■ Assignment
In the records below, find each line with "Working" and copy it.

(Items from a data source)
·····
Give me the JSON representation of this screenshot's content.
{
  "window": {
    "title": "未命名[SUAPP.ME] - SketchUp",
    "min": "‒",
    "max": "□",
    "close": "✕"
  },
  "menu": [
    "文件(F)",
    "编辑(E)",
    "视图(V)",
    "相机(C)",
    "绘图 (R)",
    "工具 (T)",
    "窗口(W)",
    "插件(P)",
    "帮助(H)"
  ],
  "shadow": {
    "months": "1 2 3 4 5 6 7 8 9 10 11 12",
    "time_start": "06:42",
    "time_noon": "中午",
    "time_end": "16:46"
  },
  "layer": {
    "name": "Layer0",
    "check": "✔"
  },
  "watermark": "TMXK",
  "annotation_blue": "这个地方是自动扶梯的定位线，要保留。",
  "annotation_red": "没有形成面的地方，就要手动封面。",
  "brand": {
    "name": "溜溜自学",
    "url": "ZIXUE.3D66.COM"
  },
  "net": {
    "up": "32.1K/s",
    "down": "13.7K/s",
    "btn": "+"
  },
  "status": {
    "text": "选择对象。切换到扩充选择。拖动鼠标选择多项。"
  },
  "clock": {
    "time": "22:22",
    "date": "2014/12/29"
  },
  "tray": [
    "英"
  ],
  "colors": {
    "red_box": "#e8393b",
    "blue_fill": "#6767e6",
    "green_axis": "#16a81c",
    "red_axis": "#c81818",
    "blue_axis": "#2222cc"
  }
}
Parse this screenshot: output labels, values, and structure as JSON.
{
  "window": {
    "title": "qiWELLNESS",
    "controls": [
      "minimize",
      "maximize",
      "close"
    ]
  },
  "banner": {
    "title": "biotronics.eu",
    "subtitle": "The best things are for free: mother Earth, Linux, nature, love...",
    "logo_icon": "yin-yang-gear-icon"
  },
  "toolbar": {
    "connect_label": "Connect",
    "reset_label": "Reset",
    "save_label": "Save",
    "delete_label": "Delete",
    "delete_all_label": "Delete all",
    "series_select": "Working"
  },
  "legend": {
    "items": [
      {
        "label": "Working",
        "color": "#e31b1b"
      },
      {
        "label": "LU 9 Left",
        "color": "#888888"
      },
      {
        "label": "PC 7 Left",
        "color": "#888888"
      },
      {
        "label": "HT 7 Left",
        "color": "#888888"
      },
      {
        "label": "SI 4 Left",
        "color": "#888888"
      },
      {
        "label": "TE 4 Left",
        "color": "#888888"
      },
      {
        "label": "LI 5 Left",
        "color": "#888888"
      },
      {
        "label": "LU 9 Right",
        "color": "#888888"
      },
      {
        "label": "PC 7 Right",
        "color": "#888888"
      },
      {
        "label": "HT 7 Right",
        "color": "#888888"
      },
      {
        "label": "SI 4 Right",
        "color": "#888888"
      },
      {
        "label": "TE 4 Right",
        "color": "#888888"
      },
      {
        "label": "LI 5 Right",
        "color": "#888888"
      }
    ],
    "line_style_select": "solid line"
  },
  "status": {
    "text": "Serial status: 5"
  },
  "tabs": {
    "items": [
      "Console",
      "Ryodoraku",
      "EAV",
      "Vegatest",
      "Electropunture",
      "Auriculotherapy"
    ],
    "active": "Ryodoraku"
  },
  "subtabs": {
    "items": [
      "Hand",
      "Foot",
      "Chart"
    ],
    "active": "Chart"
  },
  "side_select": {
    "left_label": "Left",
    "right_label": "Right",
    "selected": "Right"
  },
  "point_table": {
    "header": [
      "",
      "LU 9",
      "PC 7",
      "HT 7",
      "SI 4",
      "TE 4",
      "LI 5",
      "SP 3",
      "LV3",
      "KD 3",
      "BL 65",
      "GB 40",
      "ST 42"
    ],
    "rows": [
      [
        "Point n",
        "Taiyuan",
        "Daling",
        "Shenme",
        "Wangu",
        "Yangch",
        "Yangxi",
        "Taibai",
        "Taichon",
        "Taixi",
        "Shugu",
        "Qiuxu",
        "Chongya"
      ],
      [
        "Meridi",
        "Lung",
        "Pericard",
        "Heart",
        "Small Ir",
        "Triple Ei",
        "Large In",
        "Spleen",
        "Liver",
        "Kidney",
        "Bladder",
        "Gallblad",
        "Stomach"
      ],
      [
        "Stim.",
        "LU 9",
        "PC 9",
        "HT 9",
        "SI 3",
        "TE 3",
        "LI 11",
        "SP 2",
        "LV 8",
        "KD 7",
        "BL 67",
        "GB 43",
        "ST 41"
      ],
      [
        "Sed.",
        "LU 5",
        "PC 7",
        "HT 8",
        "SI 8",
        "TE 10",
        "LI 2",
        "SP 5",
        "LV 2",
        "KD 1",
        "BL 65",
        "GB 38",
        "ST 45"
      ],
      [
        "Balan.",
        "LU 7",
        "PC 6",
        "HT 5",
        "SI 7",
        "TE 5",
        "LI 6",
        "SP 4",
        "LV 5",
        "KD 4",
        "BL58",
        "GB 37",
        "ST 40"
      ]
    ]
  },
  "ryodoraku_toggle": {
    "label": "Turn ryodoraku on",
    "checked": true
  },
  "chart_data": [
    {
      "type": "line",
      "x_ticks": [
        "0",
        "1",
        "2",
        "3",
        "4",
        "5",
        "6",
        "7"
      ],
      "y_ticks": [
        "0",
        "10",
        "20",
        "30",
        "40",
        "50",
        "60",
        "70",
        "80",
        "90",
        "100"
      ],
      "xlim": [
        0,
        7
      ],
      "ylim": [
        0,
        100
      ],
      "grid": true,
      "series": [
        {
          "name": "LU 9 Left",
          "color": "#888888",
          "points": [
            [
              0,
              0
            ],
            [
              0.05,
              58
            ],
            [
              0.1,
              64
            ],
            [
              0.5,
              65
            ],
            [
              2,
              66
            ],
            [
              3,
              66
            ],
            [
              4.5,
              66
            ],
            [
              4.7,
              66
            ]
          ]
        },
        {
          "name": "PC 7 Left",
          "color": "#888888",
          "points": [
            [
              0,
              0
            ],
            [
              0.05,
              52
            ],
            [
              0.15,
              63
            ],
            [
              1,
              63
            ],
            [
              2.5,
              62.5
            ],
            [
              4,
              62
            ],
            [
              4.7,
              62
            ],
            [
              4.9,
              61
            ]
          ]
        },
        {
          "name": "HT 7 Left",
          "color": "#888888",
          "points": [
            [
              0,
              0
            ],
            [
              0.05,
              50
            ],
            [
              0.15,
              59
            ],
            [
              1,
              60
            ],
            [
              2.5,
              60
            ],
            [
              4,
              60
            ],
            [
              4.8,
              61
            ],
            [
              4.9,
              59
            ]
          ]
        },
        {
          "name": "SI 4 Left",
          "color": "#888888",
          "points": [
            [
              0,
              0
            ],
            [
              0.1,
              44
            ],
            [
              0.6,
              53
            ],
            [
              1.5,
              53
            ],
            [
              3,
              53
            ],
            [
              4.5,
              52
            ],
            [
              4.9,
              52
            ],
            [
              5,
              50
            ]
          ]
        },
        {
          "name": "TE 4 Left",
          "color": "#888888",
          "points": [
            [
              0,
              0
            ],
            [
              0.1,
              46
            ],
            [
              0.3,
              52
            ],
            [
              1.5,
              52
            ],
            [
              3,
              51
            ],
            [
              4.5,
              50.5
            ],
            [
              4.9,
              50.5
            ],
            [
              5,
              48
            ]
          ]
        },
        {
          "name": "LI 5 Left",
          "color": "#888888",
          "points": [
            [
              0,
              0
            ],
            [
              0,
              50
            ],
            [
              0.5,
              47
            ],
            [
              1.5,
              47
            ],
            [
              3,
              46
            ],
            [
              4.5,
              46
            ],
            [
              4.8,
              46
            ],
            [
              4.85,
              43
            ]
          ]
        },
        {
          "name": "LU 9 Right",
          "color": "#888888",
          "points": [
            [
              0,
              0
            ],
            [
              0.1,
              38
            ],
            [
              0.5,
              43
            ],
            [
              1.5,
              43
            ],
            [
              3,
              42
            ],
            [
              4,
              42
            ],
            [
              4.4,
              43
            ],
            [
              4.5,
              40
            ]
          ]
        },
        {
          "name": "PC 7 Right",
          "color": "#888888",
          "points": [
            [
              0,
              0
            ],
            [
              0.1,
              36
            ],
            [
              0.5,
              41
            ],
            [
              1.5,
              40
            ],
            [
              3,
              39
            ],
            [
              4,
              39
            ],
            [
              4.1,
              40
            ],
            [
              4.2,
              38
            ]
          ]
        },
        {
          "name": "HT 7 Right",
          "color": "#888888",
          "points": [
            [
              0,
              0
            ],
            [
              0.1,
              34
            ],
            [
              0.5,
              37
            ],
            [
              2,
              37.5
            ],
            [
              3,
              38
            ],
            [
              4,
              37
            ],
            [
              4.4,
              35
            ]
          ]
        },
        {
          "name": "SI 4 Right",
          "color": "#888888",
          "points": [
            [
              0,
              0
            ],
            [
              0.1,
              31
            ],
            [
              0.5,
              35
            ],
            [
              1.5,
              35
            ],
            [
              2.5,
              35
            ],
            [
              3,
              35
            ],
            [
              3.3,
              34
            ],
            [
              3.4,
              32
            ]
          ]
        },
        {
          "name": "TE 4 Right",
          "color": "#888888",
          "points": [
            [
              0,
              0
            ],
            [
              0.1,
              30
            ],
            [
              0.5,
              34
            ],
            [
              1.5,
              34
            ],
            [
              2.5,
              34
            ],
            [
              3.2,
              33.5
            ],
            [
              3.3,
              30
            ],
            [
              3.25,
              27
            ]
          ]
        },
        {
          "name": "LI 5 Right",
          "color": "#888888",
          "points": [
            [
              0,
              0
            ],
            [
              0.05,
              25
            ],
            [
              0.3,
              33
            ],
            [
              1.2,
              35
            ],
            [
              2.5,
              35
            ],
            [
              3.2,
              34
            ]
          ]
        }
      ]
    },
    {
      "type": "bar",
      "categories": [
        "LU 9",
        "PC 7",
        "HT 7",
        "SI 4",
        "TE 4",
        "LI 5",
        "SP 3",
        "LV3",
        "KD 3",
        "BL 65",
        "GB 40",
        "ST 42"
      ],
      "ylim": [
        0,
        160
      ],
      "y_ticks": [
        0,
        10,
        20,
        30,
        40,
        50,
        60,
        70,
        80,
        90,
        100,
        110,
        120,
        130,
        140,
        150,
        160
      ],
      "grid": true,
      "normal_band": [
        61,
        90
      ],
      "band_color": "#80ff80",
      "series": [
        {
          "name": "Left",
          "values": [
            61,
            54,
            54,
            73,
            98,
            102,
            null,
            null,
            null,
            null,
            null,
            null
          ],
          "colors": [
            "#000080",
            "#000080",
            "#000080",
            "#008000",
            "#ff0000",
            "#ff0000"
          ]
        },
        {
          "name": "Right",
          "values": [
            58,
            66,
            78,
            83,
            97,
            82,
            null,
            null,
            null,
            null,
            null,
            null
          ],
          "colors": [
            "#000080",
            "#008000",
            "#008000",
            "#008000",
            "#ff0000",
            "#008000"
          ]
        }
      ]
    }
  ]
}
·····
■ Task result
    "series_select": "Working"
        "label": "Working",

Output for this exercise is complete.